If a line in the data has the string "file", please show it.

▶ _Exercise materials_
'''

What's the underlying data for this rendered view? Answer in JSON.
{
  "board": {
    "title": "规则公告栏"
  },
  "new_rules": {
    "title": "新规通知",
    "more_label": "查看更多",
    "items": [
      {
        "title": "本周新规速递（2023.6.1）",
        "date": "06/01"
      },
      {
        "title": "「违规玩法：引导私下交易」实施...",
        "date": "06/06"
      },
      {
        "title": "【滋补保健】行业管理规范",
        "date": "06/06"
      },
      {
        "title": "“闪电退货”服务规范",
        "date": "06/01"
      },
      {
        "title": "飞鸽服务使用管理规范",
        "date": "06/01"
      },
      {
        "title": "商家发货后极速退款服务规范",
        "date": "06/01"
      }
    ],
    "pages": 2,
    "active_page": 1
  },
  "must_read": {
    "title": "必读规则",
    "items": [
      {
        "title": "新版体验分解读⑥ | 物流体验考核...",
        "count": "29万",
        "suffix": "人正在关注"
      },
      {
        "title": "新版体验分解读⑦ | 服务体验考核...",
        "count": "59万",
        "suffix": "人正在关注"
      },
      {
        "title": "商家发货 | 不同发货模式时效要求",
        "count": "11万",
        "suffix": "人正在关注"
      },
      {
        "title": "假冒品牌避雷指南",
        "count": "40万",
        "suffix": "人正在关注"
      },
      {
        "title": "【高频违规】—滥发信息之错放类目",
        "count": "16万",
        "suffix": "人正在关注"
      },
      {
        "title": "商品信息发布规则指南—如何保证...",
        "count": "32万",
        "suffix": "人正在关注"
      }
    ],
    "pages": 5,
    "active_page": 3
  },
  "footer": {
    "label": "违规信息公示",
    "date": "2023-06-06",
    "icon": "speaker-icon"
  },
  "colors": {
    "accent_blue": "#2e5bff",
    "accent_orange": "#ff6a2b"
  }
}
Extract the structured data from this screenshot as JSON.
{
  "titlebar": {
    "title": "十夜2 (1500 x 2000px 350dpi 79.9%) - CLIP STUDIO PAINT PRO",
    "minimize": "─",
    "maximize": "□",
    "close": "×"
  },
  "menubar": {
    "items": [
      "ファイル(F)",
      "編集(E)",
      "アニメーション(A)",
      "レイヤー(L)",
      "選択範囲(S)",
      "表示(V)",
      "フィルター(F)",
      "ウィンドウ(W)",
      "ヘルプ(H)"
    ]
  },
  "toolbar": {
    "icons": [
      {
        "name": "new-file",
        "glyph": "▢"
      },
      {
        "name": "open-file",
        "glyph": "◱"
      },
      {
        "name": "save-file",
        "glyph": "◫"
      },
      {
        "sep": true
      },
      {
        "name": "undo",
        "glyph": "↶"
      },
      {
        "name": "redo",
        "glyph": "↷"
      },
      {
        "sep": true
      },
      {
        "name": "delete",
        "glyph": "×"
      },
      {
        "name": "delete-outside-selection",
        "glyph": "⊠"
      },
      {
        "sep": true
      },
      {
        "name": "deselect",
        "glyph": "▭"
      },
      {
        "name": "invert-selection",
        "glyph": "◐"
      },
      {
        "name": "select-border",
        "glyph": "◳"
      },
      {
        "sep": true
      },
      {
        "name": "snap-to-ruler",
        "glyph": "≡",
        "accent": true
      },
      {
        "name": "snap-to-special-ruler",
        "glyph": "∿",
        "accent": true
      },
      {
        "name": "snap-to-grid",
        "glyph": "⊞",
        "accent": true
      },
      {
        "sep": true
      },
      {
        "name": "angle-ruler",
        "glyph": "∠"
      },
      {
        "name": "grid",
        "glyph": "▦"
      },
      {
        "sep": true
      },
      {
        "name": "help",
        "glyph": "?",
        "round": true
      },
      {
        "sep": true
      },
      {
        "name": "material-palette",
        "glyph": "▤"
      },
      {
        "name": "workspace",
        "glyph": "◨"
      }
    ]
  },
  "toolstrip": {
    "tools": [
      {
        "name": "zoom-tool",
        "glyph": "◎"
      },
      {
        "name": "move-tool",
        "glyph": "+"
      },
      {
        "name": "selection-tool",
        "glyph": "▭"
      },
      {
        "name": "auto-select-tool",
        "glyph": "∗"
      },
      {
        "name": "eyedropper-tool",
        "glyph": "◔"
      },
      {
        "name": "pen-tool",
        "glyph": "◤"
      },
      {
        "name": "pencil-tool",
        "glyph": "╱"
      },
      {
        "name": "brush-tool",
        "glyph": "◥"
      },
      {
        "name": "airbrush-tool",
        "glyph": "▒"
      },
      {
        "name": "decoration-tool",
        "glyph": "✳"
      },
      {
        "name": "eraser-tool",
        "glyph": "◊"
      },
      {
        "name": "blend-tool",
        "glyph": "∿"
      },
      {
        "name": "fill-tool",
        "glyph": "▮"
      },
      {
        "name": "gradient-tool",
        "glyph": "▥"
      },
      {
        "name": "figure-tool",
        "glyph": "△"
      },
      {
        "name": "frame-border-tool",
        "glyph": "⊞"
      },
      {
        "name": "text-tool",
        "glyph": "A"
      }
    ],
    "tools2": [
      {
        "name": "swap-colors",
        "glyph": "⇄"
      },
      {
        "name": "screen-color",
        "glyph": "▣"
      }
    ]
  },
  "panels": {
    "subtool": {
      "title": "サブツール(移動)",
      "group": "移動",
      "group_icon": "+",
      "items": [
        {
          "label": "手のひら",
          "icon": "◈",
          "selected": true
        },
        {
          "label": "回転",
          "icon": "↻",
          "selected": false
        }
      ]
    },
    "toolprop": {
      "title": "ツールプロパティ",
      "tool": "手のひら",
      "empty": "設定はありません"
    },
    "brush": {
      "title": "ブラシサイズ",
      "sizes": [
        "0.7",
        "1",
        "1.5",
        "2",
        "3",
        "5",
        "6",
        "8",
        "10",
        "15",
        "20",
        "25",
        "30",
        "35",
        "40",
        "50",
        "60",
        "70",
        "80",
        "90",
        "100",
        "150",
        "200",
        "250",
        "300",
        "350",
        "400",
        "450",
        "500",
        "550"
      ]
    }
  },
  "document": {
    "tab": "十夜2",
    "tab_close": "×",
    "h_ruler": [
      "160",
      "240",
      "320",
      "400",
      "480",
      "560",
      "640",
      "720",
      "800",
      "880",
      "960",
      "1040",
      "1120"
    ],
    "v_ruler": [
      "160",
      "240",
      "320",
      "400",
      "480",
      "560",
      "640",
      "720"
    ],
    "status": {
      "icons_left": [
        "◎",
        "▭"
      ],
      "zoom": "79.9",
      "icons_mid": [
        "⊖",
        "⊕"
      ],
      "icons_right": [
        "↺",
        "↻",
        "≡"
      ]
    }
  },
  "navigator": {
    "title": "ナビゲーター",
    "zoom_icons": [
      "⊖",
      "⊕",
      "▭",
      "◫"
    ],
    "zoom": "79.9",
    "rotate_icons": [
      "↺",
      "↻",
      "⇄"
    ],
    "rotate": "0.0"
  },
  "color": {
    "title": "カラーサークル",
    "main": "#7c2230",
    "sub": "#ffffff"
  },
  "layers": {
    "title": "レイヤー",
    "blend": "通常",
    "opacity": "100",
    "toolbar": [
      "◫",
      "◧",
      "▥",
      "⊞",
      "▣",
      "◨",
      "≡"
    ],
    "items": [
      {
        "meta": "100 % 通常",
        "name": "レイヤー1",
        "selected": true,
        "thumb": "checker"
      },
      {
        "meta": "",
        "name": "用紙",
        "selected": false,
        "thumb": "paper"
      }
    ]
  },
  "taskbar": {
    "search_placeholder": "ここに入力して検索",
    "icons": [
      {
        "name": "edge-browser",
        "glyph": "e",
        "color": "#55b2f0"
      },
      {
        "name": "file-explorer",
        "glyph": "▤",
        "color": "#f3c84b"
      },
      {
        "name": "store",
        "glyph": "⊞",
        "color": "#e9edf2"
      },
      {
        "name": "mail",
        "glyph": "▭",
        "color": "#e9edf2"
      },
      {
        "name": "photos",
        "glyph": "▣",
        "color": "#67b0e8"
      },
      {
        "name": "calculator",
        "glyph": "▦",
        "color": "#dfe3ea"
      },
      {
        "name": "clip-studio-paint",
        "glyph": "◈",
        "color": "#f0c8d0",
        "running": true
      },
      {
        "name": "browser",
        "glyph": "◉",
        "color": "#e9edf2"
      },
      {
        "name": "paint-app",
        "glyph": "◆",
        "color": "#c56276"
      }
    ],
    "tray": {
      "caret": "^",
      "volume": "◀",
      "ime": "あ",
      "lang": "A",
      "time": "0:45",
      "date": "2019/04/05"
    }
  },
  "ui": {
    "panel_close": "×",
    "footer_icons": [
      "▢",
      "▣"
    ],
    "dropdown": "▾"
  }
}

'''

▶ _Answer box_
        "name": "new-file",
        "name": "open-file",
        "name": "save-file",
        "name": "file-explorer",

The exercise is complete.